Things have taken a decidedly cultish turn at the Yoni School for Wayward Poets ever since the arrival of Miss Blythe Lee Looming-Catastrophe.
I don’t think I’ve told you about Miss Blythe Lee Looming-Catastrophe. First of all, she insists on having her full name used all the time, including the Miss.
Miss Blythe Lee Looming-Catastrophe. A product of WWII, the big one, her mother was one of the Philadelphia Loomings of “Automatic Awning” fame. Her father was a drill sergeant in the Italian army, one Giuseppe Catastrophe. They met during the battle of Monte Cassino where Faith Looming had been airdropped in order to service the servicemen. After searching high and low on the Monte, she finally discovered a serviceman to service…one Giuseppe Catastrophe. She found him under a small round table covered with a red and white checked table cloth at an outdoor café just around the corner from the Cassino. Giuseppe was hiding. Whether from the Allied troops or from his own lieutenant was never clearly established. What is known is that it was love at first sight. Faith and Giuseppe were united before daybreak.

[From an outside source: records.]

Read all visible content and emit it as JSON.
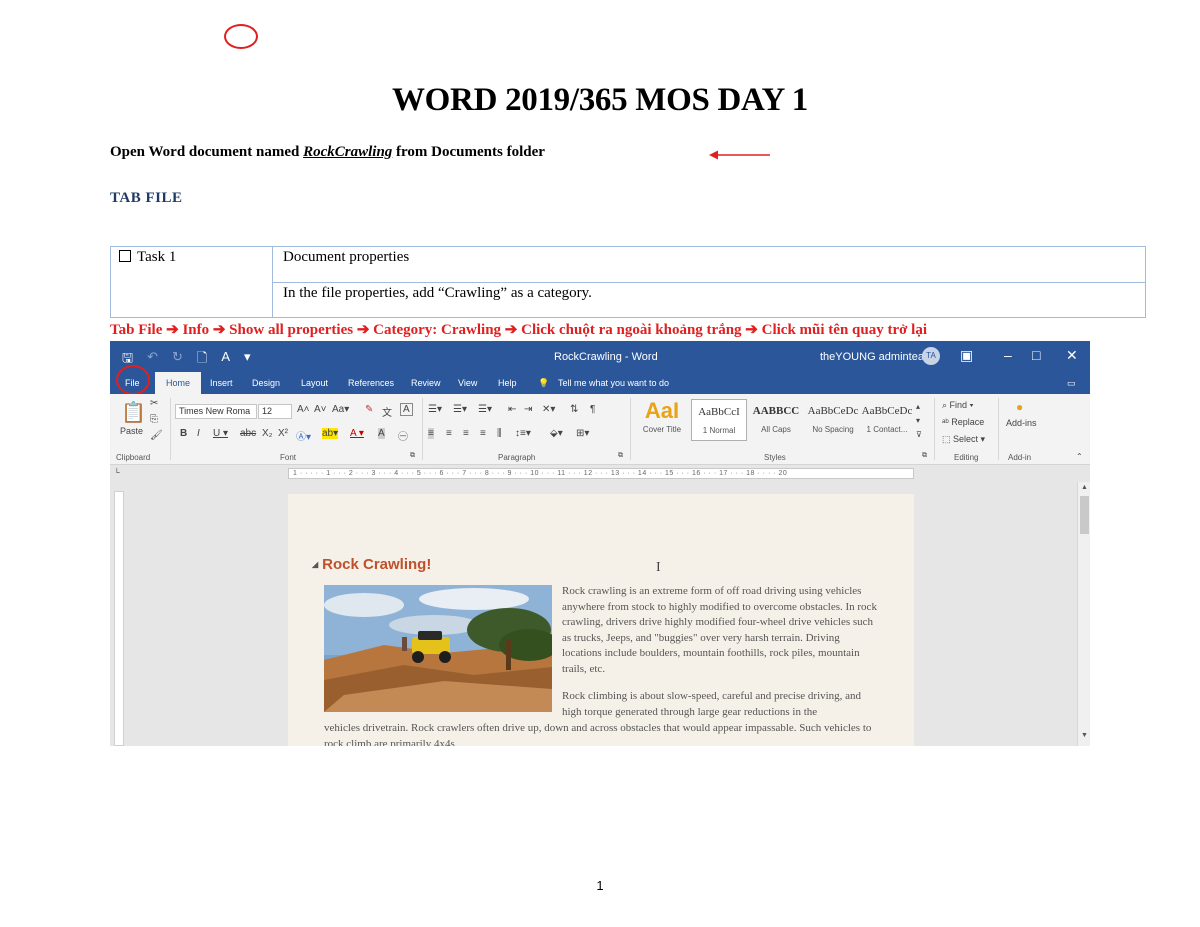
{
  "title": "WORD 2019/365 MOS DAY 1",
  "intro": {
    "prefix": "Open Word document named ",
    "filename": "RockCrawling",
    "suffix": " from Documents folder"
  },
  "section_heading": "TAB FILE",
  "task": {
    "label": "Task 1",
    "topic": "Document properties",
    "instruction": "In the file properties, add “Crawling” as a category."
  },
  "steps": "Tab File ➔ Info ➔ Show all properties ➔ Category: Crawling ➔ Click chuột ra ngoài khoảng trắng ➔ Click mũi tên quay trở lại",
  "page_number": "1",
  "annotation_color": "#e02020",
  "word": {
    "window_title": "RockCrawling - Word",
    "user": "theYOUNG adminteam",
    "avatar_initials": "TA",
    "tabs": {
      "file": "File",
      "home": "Home",
      "insert": "Insert",
      "design": "Design",
      "layout": "Layout",
      "references": "References",
      "review": "Review",
      "view": "View",
      "help": "Help",
      "tell_me": "Tell me what you want to do"
    },
    "ribbon": {
      "paste": "Paste",
      "font_name": "Times New Roma",
      "font_size": "12",
      "styles": [
        "AaBbCcI",
        "AABBCC",
        "AaBbCeDc",
        "AaBbCeDc"
      ],
      "style_names": [
        "1 Normal",
        "All Caps",
        "No Spacing",
        "1 Contact..."
      ],
      "cover_title_preview": "AaI",
      "cover_title": "Cover Title",
      "find": "Find",
      "replace": "Replace",
      "select": "Select",
      "add_ins": "Add-ins",
      "groups": {
        "clipboard": "Clipboard",
        "font": "Font",
        "paragraph": "Paragraph",
        "styles": "Styles",
        "editing": "Editing",
        "add_in": "Add-in"
      }
    },
    "ruler_text": "1 · · · · · 1 · · · 2 · · · 3 · · · 4 · · · 5 · · · 6 · · · 7 · · · 8 · · · 9 · · · 10 · · · 11 · · · 12 · · · 13 · · · 14 · · · 15 · · · 16 · · · 17 · · · 18 · · · · 20",
    "doc": {
      "heading": "Rock Crawling!",
      "para1": "Rock crawling is an extreme form of off road driving using vehicles anywhere from stock to highly modified to overcome obstacles. In rock crawling, drivers drive highly modified four-wheel drive vehicles such as trucks, Jeeps, and \"buggies\" over very harsh terrain. Driving locations include boulders, mountain foothills, rock piles, mountain trails, etc.",
      "para2a": "Rock climbing is about slow-speed, careful and precise driving, and high torque generated through large gear reductions in the",
      "para2b": "vehicles drivetrain. Rock crawlers often drive up, down and across obstacles that would appear impassable. Such vehicles to rock climb are primarily 4x4s"
    }
  }
}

Miss Blythe Lee Looming-Catastrophe was the result of that union, a true prix de guerre. As it turned out, though, Giuseppe could never get out of his habit of running and hiding. One morning he left the villa to grab a pack of smokes and never came back. Faith Looming was thrown upon her own ample resources in the raising of her daughter Miss Blythe Lee Looming-Catastrophe. The lack of a father-in-residence had only one apparent consequence. Miss Blythe Lee Looming-Catastrophe developed an abiding faith in the eventual manifestation of a spiritual father-figure, and so she has spent her entire life engaged in the practise of assorted occult rituals designed to turn the dross of her family history into golden slumbers.
And she’s had quite an effect on the inmates of the Yoni School. Suzy Homemaker is now a member of a group called the Castrati di Naturo Pathogen. The founder of this society, she says, was an alchemist in the south of France during the ninth century. Little else is known about him, but it seems he was a demanding taskmaster. Devotees risked his wrath at their peril, for he was known to possess a quick temper and a biting sarcasm that could flay the flesh from one’s very bones. The main ritual these Castrati seem to engage in is to anoint themselves with oil (by jumping in the bathtub), wrapping themselves in flannel nighties and repeatedly mumbling arcane phrases such as “I toleja so I toleja so I toleja so…” The result is a hypnotic trance similar to voodoo practices, followed by sleep during which one dreams of lettuce.
LaLaLeo has joined the Vibratos. As far as I can tell, they’re similar to the Sufi Dervishes. Except they don’t whirl. They just perch on their hind legs, imitating humans, and oscillate.
Finally, Cosmicat, not to be outdone, has become the most vocal cultist of all, thanks to her membership in the Flying Yowlengas, a reputedly demonic sect whose main ritual is to pace stealthily within an inverted pentagram at midnight while uttering bloodcurdling howls at a preferably full moon. Cosmicat’s main problem is that she can’t decide whether to do this indoors or out. One minute she wants out. Next she wants in. The keepers of the zoo, excuse me, the school, are at their wits’ ends, not knowing whether to make the sign of the Cross, shoot silver bullets or use wooden stakes. Mostly they open the doors when required.
Some of the inmates celebrated Easter in the old-fashioned way. Chocolate bunnies.